Margaret Lesher's former Orinda estate has been restored to its pre- WWII finery.
Okay, let’s get this straight: There are houses, and then there are houses. And the sumptuous abode at 244 Glorietta Blvd. in Orinda has been a head-turner since it was built in 1932. Of course, anyone who was anyone during the 1980s and on through most of the 1990s knew it mainly as the Lesher family’s party pad, the locus where socialite-philanthropist Margaret Lesher toasted everyone from then governor Pete Wilson to actress Tippi Hedren.
Back then, the place was a pinnacle of ’80s design. Pastel-colored walls swept up from rare marble floors to, in one room, a mural on the ceiling. Everything was rich and brocaded in a way that looked straight out of Dynasty.

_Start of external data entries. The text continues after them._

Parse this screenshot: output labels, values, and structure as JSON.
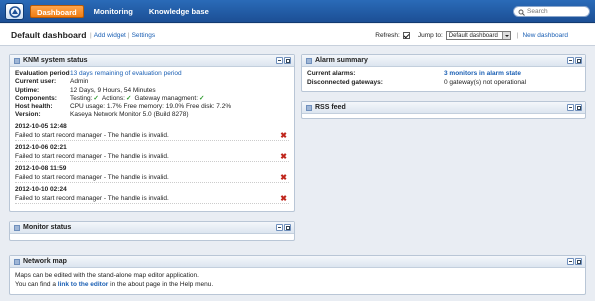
{
  "nav": {
    "tabs": [
      {
        "label": "Dashboard",
        "active": true
      },
      {
        "label": "Monitoring",
        "active": false
      },
      {
        "label": "Knowledge base",
        "active": false
      }
    ],
    "search_placeholder": "Search"
  },
  "toolbar": {
    "title": "Default dashboard",
    "add_widget": "Add widget",
    "settings": "Settings",
    "refresh_label": "Refresh:",
    "refresh_checked": true,
    "jump_label": "Jump to:",
    "jump_value": "Default dashboard",
    "new_dashboard": "New dashboard"
  },
  "knm": {
    "title": "KNM system status",
    "rows": {
      "evaluation_key": "Evaluation period",
      "evaluation_val": "13 days remaining of evaluation period",
      "user_key": "Current user:",
      "user_val": "Admin",
      "uptime_key": "Uptime:",
      "uptime_val": "12 Days, 9 Hours, 54 Minutes",
      "components_key": "Components:",
      "comp_testing": "Testing:",
      "comp_actions": "Actions:",
      "comp_gateway": "Gateway managment:",
      "health_key": "Host health:",
      "health_val": "CPU usage: 1.7% Free memory: 19.0% Free disk: 7.2%",
      "version_key": "Version:",
      "version_val": "Kaseya Network Monitor 5.0 (Build 8278)"
    },
    "events": [
      {
        "date": "2012-10-05 12:48",
        "message": "Failed to start record manager - The handle is invalid."
      },
      {
        "date": "2012-10-06 02:21",
        "message": "Failed to start record manager - The handle is invalid."
      },
      {
        "date": "2012-10-08 11:59",
        "message": "Failed to start record manager - The handle is invalid."
      },
      {
        "date": "2012-10-10 02:24",
        "message": "Failed to start record manager - The handle is invalid."
      }
    ]
  },
  "monitor": {
    "title": "Monitor status"
  },
  "alarm": {
    "title": "Alarm summary",
    "current_key": "Current alarms:",
    "current_val": "3 monitors in alarm state",
    "gateways_key": "Disconnected gateways:",
    "gateways_val": "0 gateway(s) not operational"
  },
  "rss": {
    "title": "RSS feed"
  },
  "map": {
    "title": "Network map",
    "line1": "Maps can be edited with the stand-alone map editor application.",
    "line2_pre": "You can find a",
    "line2_link": "link to the editor",
    "line2_post": "in the about page in the Help menu."
  },
  "colors": {
    "accent": "#f07c12",
    "bar": "#1c4f95",
    "link": "#1a5fb4",
    "error": "#c0261d",
    "ok": "#2c9a2c"
  }
}
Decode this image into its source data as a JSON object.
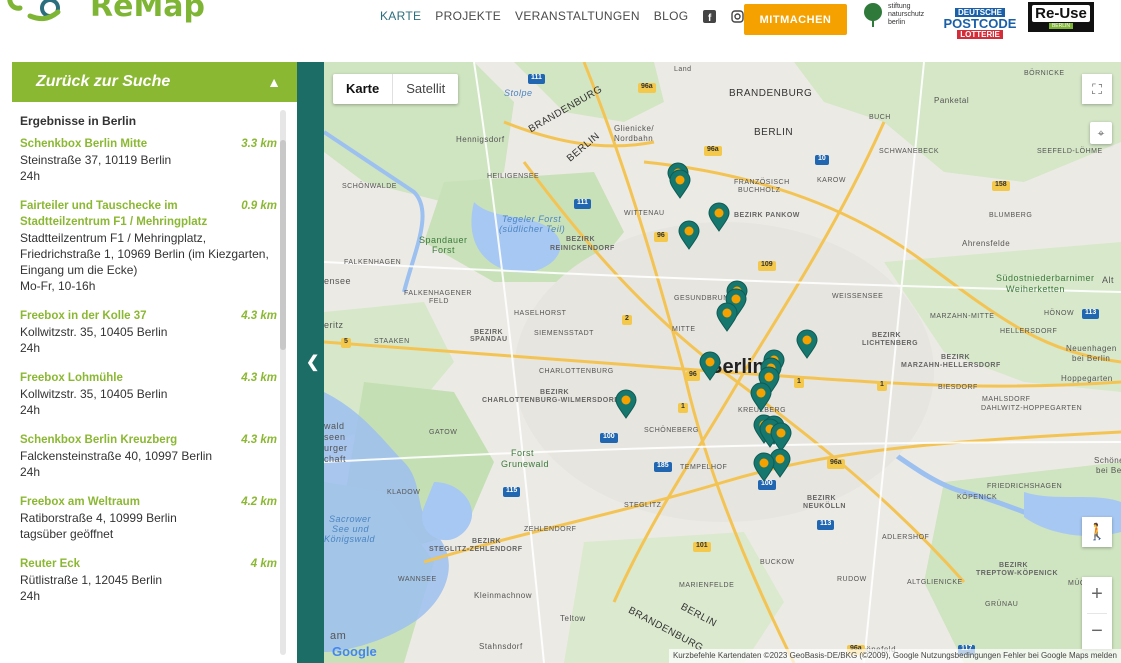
{
  "header": {
    "logo_text": "ReMap",
    "nav": [
      {
        "label": "KARTE",
        "active": true
      },
      {
        "label": "PROJEKTE",
        "active": false
      },
      {
        "label": "VERANSTALTUNGEN",
        "active": false
      },
      {
        "label": "BLOG",
        "active": false
      }
    ],
    "social_icons": [
      "facebook-icon",
      "instagram-icon"
    ],
    "cta_label": "MITMACHEN",
    "partners": {
      "stiftung": [
        "stiftung",
        "naturschutz",
        "berlin"
      ],
      "postcode": [
        "DEUTSCHE",
        "POSTCODE",
        "LOTTERIE"
      ],
      "reuse": [
        "Re-Use",
        "BERLIN"
      ]
    }
  },
  "sidebar": {
    "back_label": "Zurück zur Suche",
    "results_title": "Ergebnisse in Berlin",
    "results": [
      {
        "name": "Schenkbox Berlin Mitte",
        "distance": "3.3 km",
        "lines": [
          "Steinstraße 37, 10119 Berlin",
          "24h"
        ]
      },
      {
        "name": "Fairteiler und Tauschecke im Stadtteilzentrum F1 / Mehringplatz",
        "distance": "0.9 km",
        "lines": [
          "Stadtteilzentrum F1 / Mehringplatz,",
          "Friedrichstraße 1, 10969 Berlin (im Kiezgarten,",
          "Eingang um die Ecke)",
          "Mo-Fr, 10-16h"
        ]
      },
      {
        "name": "Freebox in der Kolle 37",
        "distance": "4.3 km",
        "lines": [
          "Kollwitzstr. 35, 10405 Berlin",
          "24h"
        ]
      },
      {
        "name": "Freebox Lohmühle",
        "distance": "4.3 km",
        "lines": [
          "Kollwitzstr. 35, 10405 Berlin",
          "24h"
        ]
      },
      {
        "name": "Schenkbox Berlin Kreuzberg",
        "distance": "4.3 km",
        "lines": [
          "Falckensteinstraße 40, 10997 Berlin",
          "24h"
        ]
      },
      {
        "name": "Freebox am Weltraum",
        "distance": "4.2 km",
        "lines": [
          "Ratiborstraße 4, 10999 Berlin",
          "tagsüber geöffnet"
        ]
      },
      {
        "name": "Reuter Eck",
        "distance": "4 km",
        "lines": [
          "Rütlistraße 1, 12045 Berlin",
          "24h"
        ]
      }
    ]
  },
  "map": {
    "maptype_options": [
      "Karte",
      "Satellit"
    ],
    "selected_maptype": "Karte",
    "city_label": "Berlin",
    "google_logo": "Google",
    "attribution": "Kurzbefehle   Kartendaten ©2023 GeoBasis-DE/BKG (©2009), Google   Nutzungsbedingungen   Fehler bei Google Maps melden",
    "labels": {
      "land": "Land",
      "brandenburg_1": "BRANDENBURG",
      "brandenburg_2": "BRANDENBURG",
      "brandenburg_3": "BRANDENBURG",
      "brandenburg_4": "BRANDENBURG",
      "berlin_rot": "BERLIN",
      "berlin_rot2": "BERLIN",
      "berlin_upper": "BERLIN",
      "stolpe": "Stolpe",
      "hennigsdorf": "Hennigsdorf",
      "glienicke": "Glienicke/",
      "nordbahn": "Nordbahn",
      "buch": "BUCH",
      "panketal": "Panketal",
      "bornicke": "BÖRNICKE",
      "schwanebeck": "SCHWANEBECK",
      "seefeld": "SEEFELD-LÖHME",
      "heiligensee": "HEILIGENSEE",
      "schoenwalde": "SCHÖNWALDE",
      "franzoesisch": "FRANZÖSISCH",
      "buchholz": "BUCHHOLZ",
      "karow": "KAROW",
      "wittenau": "WITTENAU",
      "bezirk_pankow": "BEZIRK PANKOW",
      "blumberg": "BLUMBERG",
      "tegeler_forst": "Tegeler Forst",
      "suedlicher_teil": "(südlicher Teil)",
      "spandauer_forst": "Spandauer",
      "forst_label": "Forst",
      "bezirk_reinickendorf": "BEZIRK",
      "reinickendorf": "REINICKENDORF",
      "ahrensfelde": "Ahrensfelde",
      "falkenhagen": "FALKENHAGEN",
      "suedost": "Südostniederbarnimer",
      "weiherketten": "Weiherketten",
      "falkenhagener_feld_1": "FALKENHAGENER",
      "falkenhagener_feld_2": "FELD",
      "gesundbrunnen": "GESUNDBRUNNEN",
      "weissensee": "WEISSENSEE",
      "haselhorst": "HASELHORST",
      "siemensstadt": "SIEMENSSTADT",
      "mitte": "MITTE",
      "marzahn_mitte": "MARZAHN-MITTE",
      "hoenow": "HÖNOW",
      "staaken": "STAAKEN",
      "bezirk_spandau": "BEZIRK",
      "spandau": "SPANDAU",
      "bezirk_lichtenberg": "BEZIRK",
      "lichtenberg": "LICHTENBERG",
      "hellersdorf": "HELLERSDORF",
      "marzahn_hellersdorf_1": "BEZIRK",
      "marzahn_hellersdorf_2": "MARZAHN-HELLERSDORF",
      "neuenhagen": "Neuenhagen",
      "bei_berlin": "bei Berlin",
      "hoppegarten": "Hoppegarten",
      "charlottenburg": "CHARLOTTENBURG",
      "bezirk_cw": "BEZIRK",
      "cw": "CHARLOTTENBURG-WILMERSDORF",
      "kreuzberg": "KREUZBERG",
      "biesdorf": "BIESDORF",
      "mahlsdorf": "MAHLSDORF",
      "dahlwitz": "DAHLWITZ-HOPPEGARTEN",
      "gatow": "GATOW",
      "schoeneberg": "SCHÖNEBERG",
      "forst_grunewald_1": "Forst",
      "forst_grunewald_2": "Grunewald",
      "tempelhof": "TEMPELHOF",
      "schoenefeld_bei": "Schöneich",
      "bei_ber": "bei Ber",
      "friedrichshagen": "FRIEDRICHSHAGEN",
      "kladow": "KLADOW",
      "steglitz": "STEGLITZ",
      "bezirk_neukoelln": "BEZIRK",
      "neukoelln": "NEUKÖLLN",
      "koepenick": "KÖPENICK",
      "sacrower": "Sacrower",
      "see_und": "See und",
      "koenigswald": "Königswald",
      "zehlendorf": "ZEHLENDORF",
      "steglitz_zehlendorf_1": "BEZIRK",
      "steglitz_zehlendorf_2": "STEGLITZ-ZEHLENDORF",
      "adlershof": "ADLERSHOF",
      "bezirk_tk_1": "BEZIRK",
      "bezirk_tk_2": "TREPTOW-KÖPENICK",
      "mueggelheim": "MÜGGELH",
      "wannsee": "WANNSEE",
      "buckow": "BUCKOW",
      "rudow": "RUDOW",
      "altglienicke": "ALTGLIENICKE",
      "marienfelde": "MARIENFELDE",
      "kleinmachnow": "Kleinmachnow",
      "gruenau": "GRÜNAU",
      "teltow": "Teltow",
      "stahnsdorf": "Stahnsdorf",
      "schoenefeld": "Schönefeld",
      "wald": "wald",
      "seen": "seen",
      "urger": "urger",
      "chaft": "chaft",
      "ensee": "ensee",
      "eritz": "eritz",
      "am": "am",
      "alt": "Alt"
    },
    "road_shields": [
      {
        "text": "111",
        "kind": "blue"
      },
      {
        "text": "96a",
        "kind": "yellow"
      },
      {
        "text": "96a",
        "kind": "yellow"
      },
      {
        "text": "10",
        "kind": "blue"
      },
      {
        "text": "109",
        "kind": "yellow"
      },
      {
        "text": "158",
        "kind": "yellow"
      },
      {
        "text": "111",
        "kind": "blue"
      },
      {
        "text": "96",
        "kind": "yellow"
      },
      {
        "text": "5",
        "kind": "yellow"
      },
      {
        "text": "2",
        "kind": "yellow"
      },
      {
        "text": "1",
        "kind": "yellow"
      },
      {
        "text": "1",
        "kind": "yellow"
      },
      {
        "text": "96",
        "kind": "yellow"
      },
      {
        "text": "100",
        "kind": "blue"
      },
      {
        "text": "185",
        "kind": "blue"
      },
      {
        "text": "100",
        "kind": "blue"
      },
      {
        "text": "113",
        "kind": "blue"
      },
      {
        "text": "115",
        "kind": "blue"
      },
      {
        "text": "101",
        "kind": "yellow"
      },
      {
        "text": "96a",
        "kind": "yellow"
      },
      {
        "text": "96a",
        "kind": "yellow"
      },
      {
        "text": "113",
        "kind": "blue"
      },
      {
        "text": "117",
        "kind": "blue"
      },
      {
        "text": "1",
        "kind": "yellow"
      }
    ],
    "markers": 20
  },
  "colors": {
    "brand_green": "#8bb832",
    "logo_green": "#7fb534",
    "teal": "#1b6d66",
    "marker_teal": "#15776e",
    "marker_orange": "#f5a100",
    "cta_orange": "#f5a100",
    "nav_active": "#2b6e7d"
  }
}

After Margaret Lesher drowned in 1997, the house was sold once before being purchased by money manager Chris Bittman and his wife, Kenda Noble, in 2001. When a water leak forced them to undertake repairs, they decided to return the place to its roots. “We did things to take it back to a classic house,” says Bittman.
“We undid the phony stuff and went back to authentic materials and finishes,” such as replacing gold paint with true gold leaf, and tearing out particle-board cabinets in favor of mahogany and cherry.

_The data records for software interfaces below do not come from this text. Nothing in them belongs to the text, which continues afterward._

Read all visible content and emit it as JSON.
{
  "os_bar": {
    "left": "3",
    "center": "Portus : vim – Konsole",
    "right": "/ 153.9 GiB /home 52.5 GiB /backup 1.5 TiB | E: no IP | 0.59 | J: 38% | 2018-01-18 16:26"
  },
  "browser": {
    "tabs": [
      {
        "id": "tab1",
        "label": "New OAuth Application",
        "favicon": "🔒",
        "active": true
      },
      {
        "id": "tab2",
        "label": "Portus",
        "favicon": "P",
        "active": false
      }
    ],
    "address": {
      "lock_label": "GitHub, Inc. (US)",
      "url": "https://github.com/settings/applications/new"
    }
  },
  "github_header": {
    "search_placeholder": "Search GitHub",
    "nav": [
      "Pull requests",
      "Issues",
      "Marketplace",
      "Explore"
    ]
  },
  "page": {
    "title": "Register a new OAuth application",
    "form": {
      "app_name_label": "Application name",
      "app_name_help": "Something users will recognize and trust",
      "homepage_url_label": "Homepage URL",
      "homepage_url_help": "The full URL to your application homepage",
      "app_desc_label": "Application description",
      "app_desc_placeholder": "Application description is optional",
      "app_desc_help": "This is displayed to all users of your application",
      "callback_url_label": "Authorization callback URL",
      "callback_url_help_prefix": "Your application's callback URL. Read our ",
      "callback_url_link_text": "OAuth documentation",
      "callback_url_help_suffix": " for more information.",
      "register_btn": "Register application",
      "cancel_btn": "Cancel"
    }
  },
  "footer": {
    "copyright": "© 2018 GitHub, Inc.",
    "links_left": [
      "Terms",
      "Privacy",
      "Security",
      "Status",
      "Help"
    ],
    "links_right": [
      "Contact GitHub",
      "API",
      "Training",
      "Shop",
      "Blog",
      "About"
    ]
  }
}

Of course, as the heads of a modern, busy family with five kids, Bittman and Noble wanted the house to look 1930s but to have all the conveniences of the 2000s. To make that happen, they called in Kurt Lavenson, the architect who had kept their previous Alamo abode one step ahead of their growing brood.

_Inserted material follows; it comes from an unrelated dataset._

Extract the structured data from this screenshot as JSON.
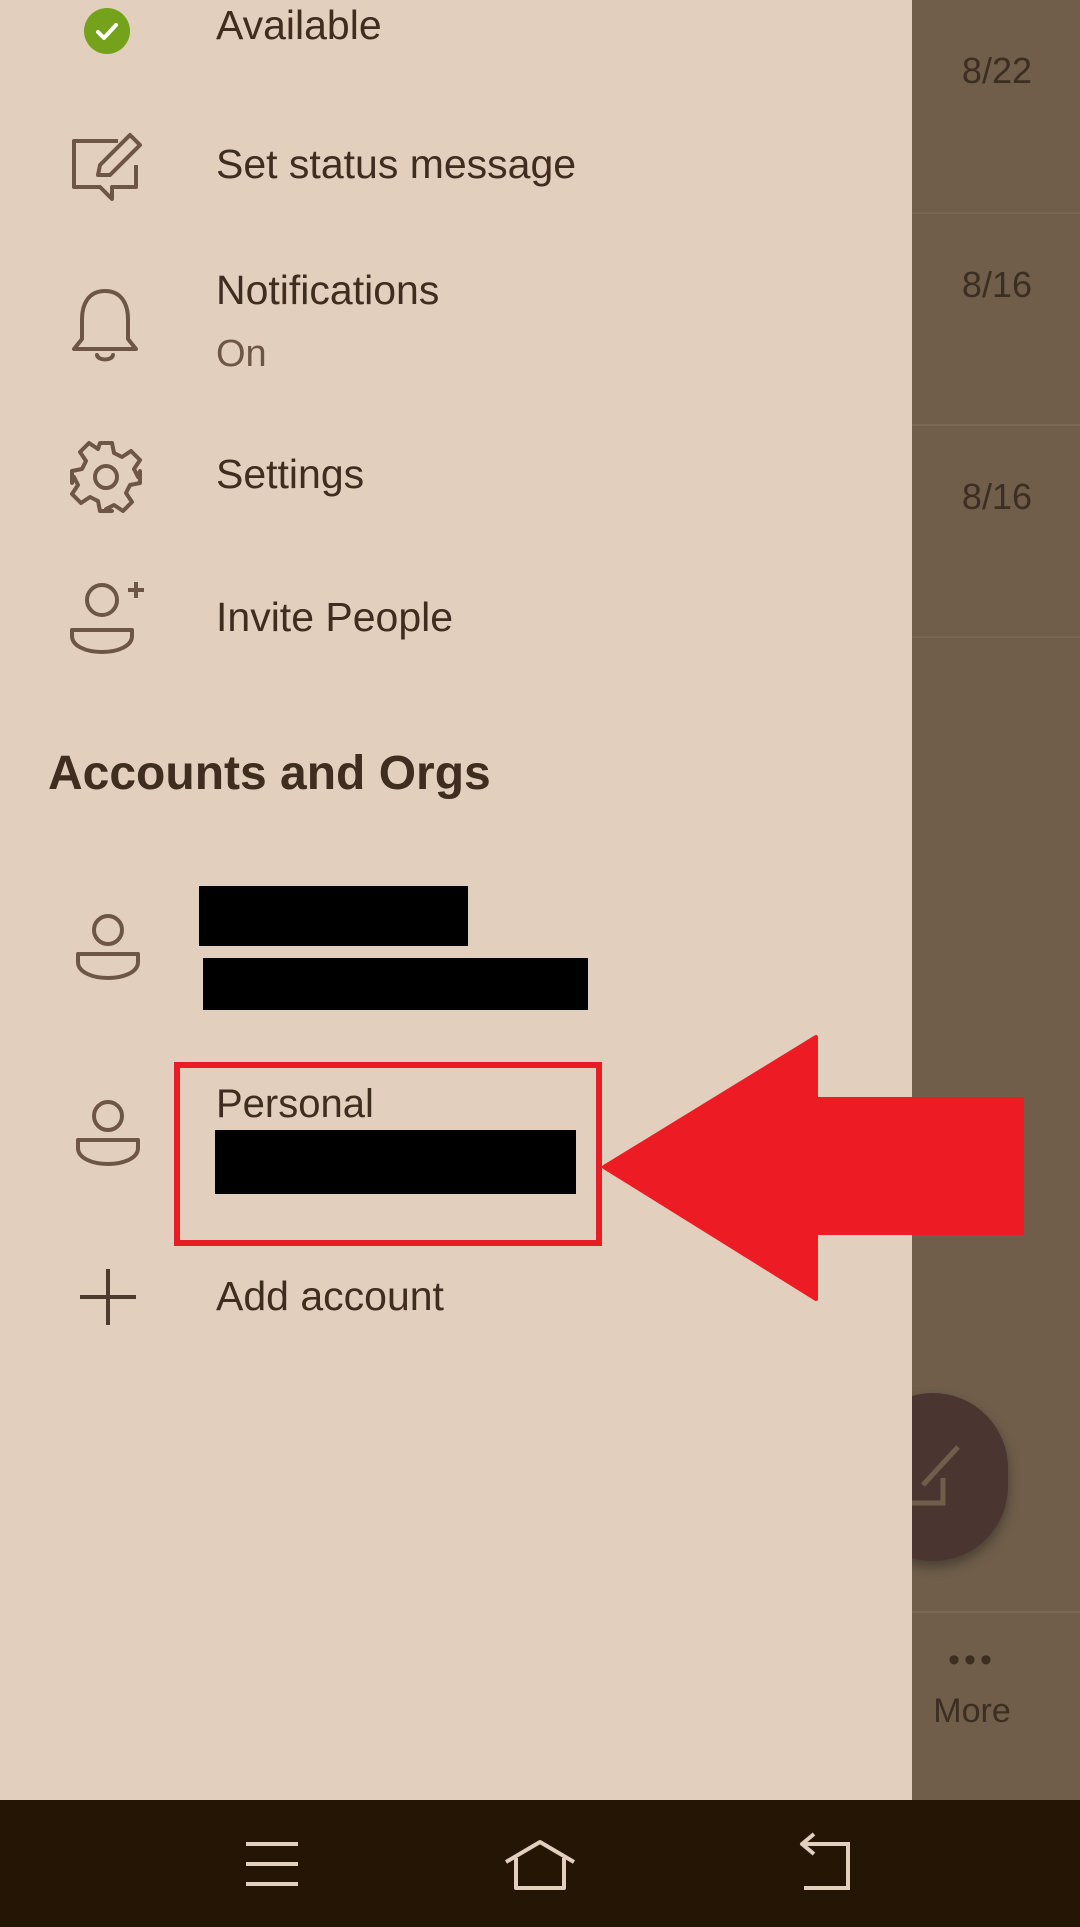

A minimalist, Lavenson might seem an odd choice to refashion a classic estate, but he was up for airing out the old manor.
His first action was to create space, by widening and moving doorways. “The goal,” Lavenson says, “was to create a series of arches that line up with one another so that you can see one room from the next, and light and views and different qualities can filter in from adjoining rooms.”
While Lavenson created room for the kids to roam, interior designer Cyndi Devereaux helped shape the look of the house. Lavenson and Devereaux refinished a massive, mahogany fireplace surround in the living room, and continued its wood accents throughout the house, adding mahogany moldings and cherry flooring. An office became a dining room with smooth Venetian plaster walls, and the team finished transforming Lesher’s huge second-floor closets into sizable bedroom suites.
Some of Lesher’s amusements remain, including the ranch house–style western ballroom, the rare 1950s Coney Island shooting gallery, and the art deco theater, complete with adjacent bar—not to mention the straight-from-Tokyo Japanese teahouse in the backyard.
After three years, the house is finally finished, but Bittman and family won’t get to enjoy it. He had to relocate after becoming the chief investment officer for the University of Colorado Foundation. The mansion was recently sold for an undisclosed amount, though it had been on the market since April for $8.95 million.
Whoever can afford that chunk of change will probably have a nice wardrobe, and it’s a good thing: When you walk into the house that Bittman and Noble have left behind, you feel as though you should be wearing a tux or a formal gown. That’s something Margaret Lesher could appreciate.